Parole records are an official document that includes information regarding the release of a prisoner who agreed to certain conditions prior to the completion of their maximum sentence. While the prisoner is on supervised parole, the board shall require as a condition of parole that they pay a monthly supervision fee of not less than $30, unless the board agrees to accept a lower fee after determining the inability of the prisoner to pay. The board may also impose any conditions of parole it deems appropriate in order to ensure the best interests of the prisoner and the citizens of Louisiana are served.
Louisiana Probation Records
Probation records are official documents that show when a person receives probation as an alternative to prison. Probation allows people convicted of a crime in Louisiana to serve their sentences out of custody as long as they comply with probation conditions imposed by the judge and probation officer. Probation is issued in proportion to the crime, so the length and nature of probation differ (sometimes drastically) from case to case.
Louisiana Juvenile Criminal Records
A juvenile criminal record is an official record of information regarding criminal activity committed by children or adolescents who are not yet of legal adult age. Juveniles are not considered to be convicted of a crime like an adult but instead, are found to be “adjudicated delinquent.” These criminal records are often mistakenly thought to be erased or expunged once a person becomes of legal adult age, but in fact, the record remains unless the person petitions to have it expunged. Suppose a person was found adjudicated delinquent to a criminal offense. In that case, they do not have to respond “yes” if asked whether they have ever been convicted of a crime, unless the question specifically asks if they were ever adjudicated delinquent as well.
What Is A Conviction Record?

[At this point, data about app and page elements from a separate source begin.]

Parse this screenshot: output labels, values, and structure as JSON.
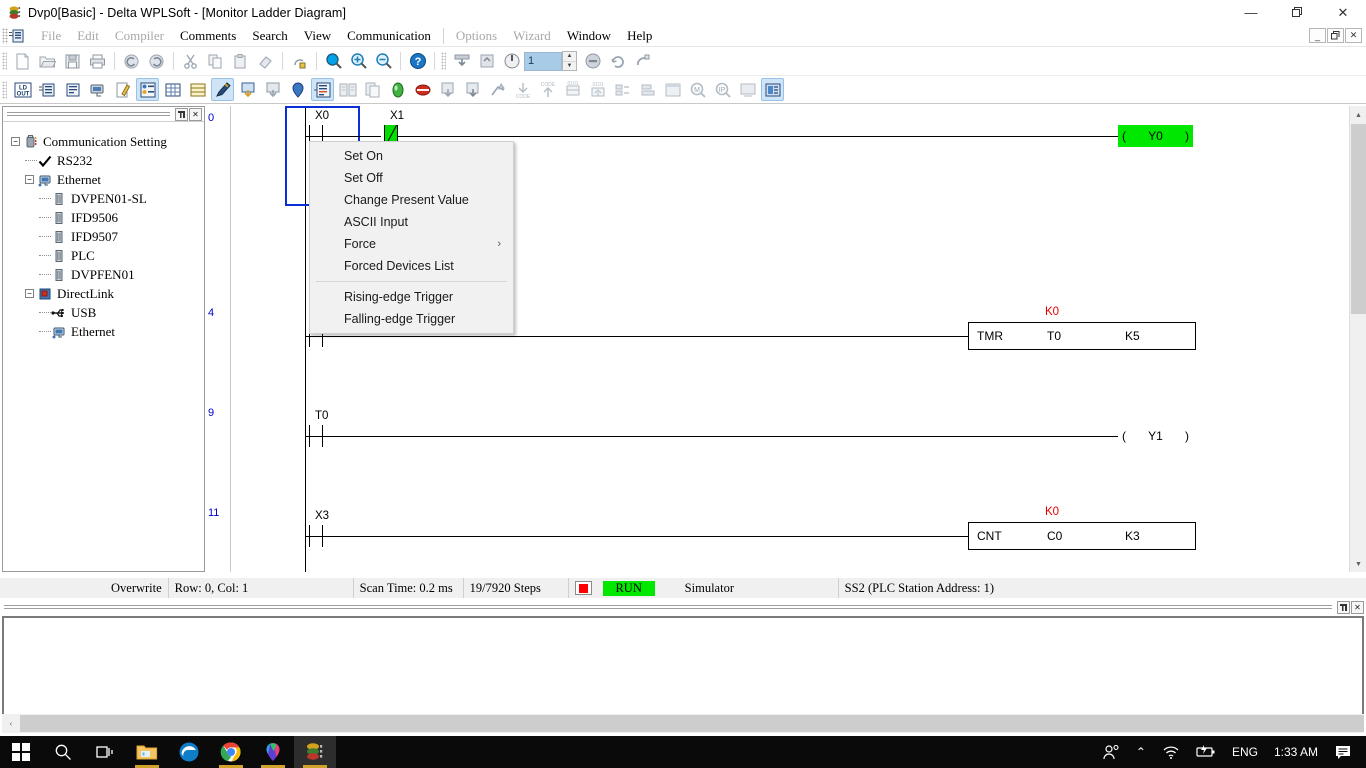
{
  "window": {
    "title": "Dvp0[Basic] - Delta WPLSoft - [Monitor Ladder Diagram]",
    "app_icon": "wplsoft-icon",
    "minimize": "—",
    "maximize": "❐",
    "close": "✕",
    "mdi_minimize": "_",
    "mdi_restore": "❐",
    "mdi_close": "✕"
  },
  "menubar": {
    "items": [
      {
        "label": "File",
        "disabled": true
      },
      {
        "label": "Edit",
        "disabled": true
      },
      {
        "label": "Compiler",
        "disabled": true
      },
      {
        "label": "Comments",
        "disabled": false
      },
      {
        "label": "Search",
        "disabled": false
      },
      {
        "label": "View",
        "disabled": false
      },
      {
        "label": "Communication",
        "disabled": false
      },
      {
        "label": "Options",
        "disabled": true
      },
      {
        "label": "Wizard",
        "disabled": true
      },
      {
        "label": "Window",
        "disabled": false
      },
      {
        "label": "Help",
        "disabled": false
      }
    ]
  },
  "toolbar_main": {
    "spin_value": "1",
    "buttons": [
      "new-file-icon",
      "open-file-icon",
      "save-icon",
      "print-icon",
      "undo-icon",
      "redo-icon",
      "cut-icon",
      "copy-icon",
      "paste-icon",
      "erase-icon",
      "ladder-instruction-toggle-icon",
      "zoom-icon",
      "zoom-in-icon",
      "zoom-out-icon",
      "help-icon",
      "download-plc-icon",
      "upload-plc-icon",
      "run-stop-icon",
      "plc-station-stepper",
      "stop-plc-icon",
      "monitor-refresh-icon",
      "program-monitor-icon"
    ]
  },
  "toolbar_ladder": {
    "buttons": [
      "ld-out-icon",
      "ladder-view-icon",
      "instruction-view-icon",
      "device-monitor-icon",
      "comment-edit-icon",
      "contact-list-icon",
      "grid-icon",
      "register-table-icon",
      "highlight-pen-icon",
      "insert-row-icon",
      "delete-row-icon",
      "balloon-comment-icon",
      "monitor-mode-icon",
      "compare-icon",
      "copy-program-icon",
      "run-green-icon",
      "stop-red-icon",
      "write-plc-icon",
      "read-plc-icon",
      "disconnect-icon",
      "code-down-icon",
      "code-up-icon",
      "code-table-icon",
      "bit-table-icon",
      "sort-icon",
      "align-icon",
      "window-icon",
      "find-device-icon",
      "find-instruction-icon",
      "save-image-icon",
      "simulator-icon"
    ],
    "active": [
      "contact-list-icon",
      "highlight-pen-icon",
      "monitor-mode-icon",
      "simulator-icon"
    ]
  },
  "left_dock": {
    "pin_label": "➤",
    "close_label": "✕",
    "tree": [
      {
        "label": "Communication Setting",
        "icon": "comm-setting-icon",
        "level": 0,
        "expander": "-"
      },
      {
        "label": "RS232",
        "icon": "check-icon",
        "level": 1,
        "expander": ""
      },
      {
        "label": "Ethernet",
        "icon": "ethernet-icon",
        "level": 1,
        "expander": "-"
      },
      {
        "label": "DVPEN01-SL",
        "icon": "module-icon",
        "level": 2,
        "expander": ""
      },
      {
        "label": "IFD9506",
        "icon": "module-icon",
        "level": 2,
        "expander": ""
      },
      {
        "label": "IFD9507",
        "icon": "module-icon",
        "level": 2,
        "expander": ""
      },
      {
        "label": "PLC",
        "icon": "module-icon",
        "level": 2,
        "expander": ""
      },
      {
        "label": "DVPFEN01",
        "icon": "module-icon",
        "level": 2,
        "expander": ""
      },
      {
        "label": "DirectLink",
        "icon": "directlink-icon",
        "level": 1,
        "expander": "-"
      },
      {
        "label": "USB",
        "icon": "usb-icon",
        "level": 2,
        "expander": ""
      },
      {
        "label": "Ethernet",
        "icon": "ethernet-icon",
        "level": 2,
        "expander": ""
      }
    ]
  },
  "ladder": {
    "rung_numbers": [
      "0",
      "4",
      "9",
      "11"
    ],
    "rungs": [
      {
        "number": "0",
        "contacts": [
          {
            "device": "X0",
            "type": "NO",
            "state": "off",
            "selected": true
          },
          {
            "device": "X1",
            "type": "NC",
            "state": "on",
            "selected": false
          }
        ],
        "coil": {
          "device": "Y0",
          "state": "on"
        }
      },
      {
        "number": "4",
        "contacts": [
          {
            "device": "",
            "type": "NO",
            "state": "off",
            "selected": false
          }
        ],
        "instruction": {
          "name": "TMR",
          "operand1": "T0",
          "operand2": "K5",
          "present_value": "K0"
        }
      },
      {
        "number": "9",
        "contacts": [
          {
            "device": "T0",
            "type": "NO",
            "state": "off",
            "selected": false
          }
        ],
        "coil": {
          "device": "Y1",
          "state": "off"
        }
      },
      {
        "number": "11",
        "contacts": [
          {
            "device": "X3",
            "type": "NO",
            "state": "off",
            "selected": false
          }
        ],
        "instruction": {
          "name": "CNT",
          "operand1": "C0",
          "operand2": "K3",
          "present_value": "K0"
        }
      }
    ]
  },
  "context_menu": {
    "items": [
      {
        "label": "Set On",
        "submenu": false
      },
      {
        "label": "Set Off",
        "submenu": false
      },
      {
        "label": "Change Present Value",
        "submenu": false
      },
      {
        "label": "ASCII Input",
        "submenu": false
      },
      {
        "label": "Force",
        "submenu": true,
        "arrow": "›"
      },
      {
        "label": "Forced Devices List",
        "submenu": false
      },
      {
        "separator": true
      },
      {
        "label": "Rising-edge Trigger",
        "submenu": false
      },
      {
        "label": "Falling-edge Trigger",
        "submenu": false
      }
    ]
  },
  "statusbar": {
    "mode": "Overwrite",
    "position": "Row: 0, Col: 1",
    "scan_time": "Scan Time: 0.2 ms",
    "steps": "19/7920 Steps",
    "run_label": "RUN",
    "connection": "Simulator",
    "plc_model": "SS2 (PLC Station Address: 1)"
  },
  "output_pane": {
    "content": "",
    "scroll_left": "‹"
  },
  "taskbar": {
    "items": [
      {
        "name": "start-button",
        "icon": "windows-logo-icon",
        "active": false
      },
      {
        "name": "search-button",
        "icon": "search-icon",
        "active": false
      },
      {
        "name": "task-view-button",
        "icon": "task-view-icon",
        "active": false
      },
      {
        "name": "file-explorer",
        "icon": "folder-icon",
        "active": false,
        "running": true
      },
      {
        "name": "microsoft-edge",
        "icon": "edge-icon",
        "active": false,
        "running": false
      },
      {
        "name": "google-chrome",
        "icon": "chrome-icon",
        "active": false,
        "running": true
      },
      {
        "name": "maps-app",
        "icon": "maps-pin-icon",
        "active": false,
        "running": true
      },
      {
        "name": "wplsoft-app",
        "icon": "wplsoft-icon",
        "active": true,
        "running": true
      }
    ],
    "tray": {
      "people_icon": "people-icon",
      "chevron_icon": "⌃",
      "network_icon": "wifi-icon",
      "battery_icon": "battery-icon",
      "language": "ENG",
      "time": "1:33 AM",
      "notifications_icon": "notification-icon"
    }
  },
  "colors": {
    "energized_green": "#00e800",
    "present_value_red": "#e00000",
    "rung_number_blue": "#0000cc",
    "selection_blue": "#0a2fd6",
    "taskbar_black": "#0a0a0a"
  }
}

A conviction record is an official document providing information that a person was found guilty, pleaded guilty, or pleaded nolo contendere against criminal charges in a civilian or military court. The criminal charges can be classified as a felony, misdemeanor, or other offense. Conviction records may also include when a person has been judged delinquent, has been less than honorably discharged, or has been placed on probation, fined, imprisoned, or paroled. A criminal conviction is rendered by either a jury of peers or a judge in a court of law. A conviction does not include a final judgment that was deleted by a pardon, set aside, reversed, or otherwise rendered inoperative.
Louisiana History And Accuracy Of Criminal Records
The accuracy of criminal records data largely depends on the recordkeeping and technological capabilities of the jurisdiction where the record was assembled and later digitized. Louisiana criminal records archives usually tend to go back as far as the early 1970s—which is when different institutions began to compile criminal and arrest data into an organized, centralized database, much like we use today. Accuracy was more commonly affected by human error in the past. However, since the 1990s, the quality and accuracy of recordkeeping have improved exponentially due to technology.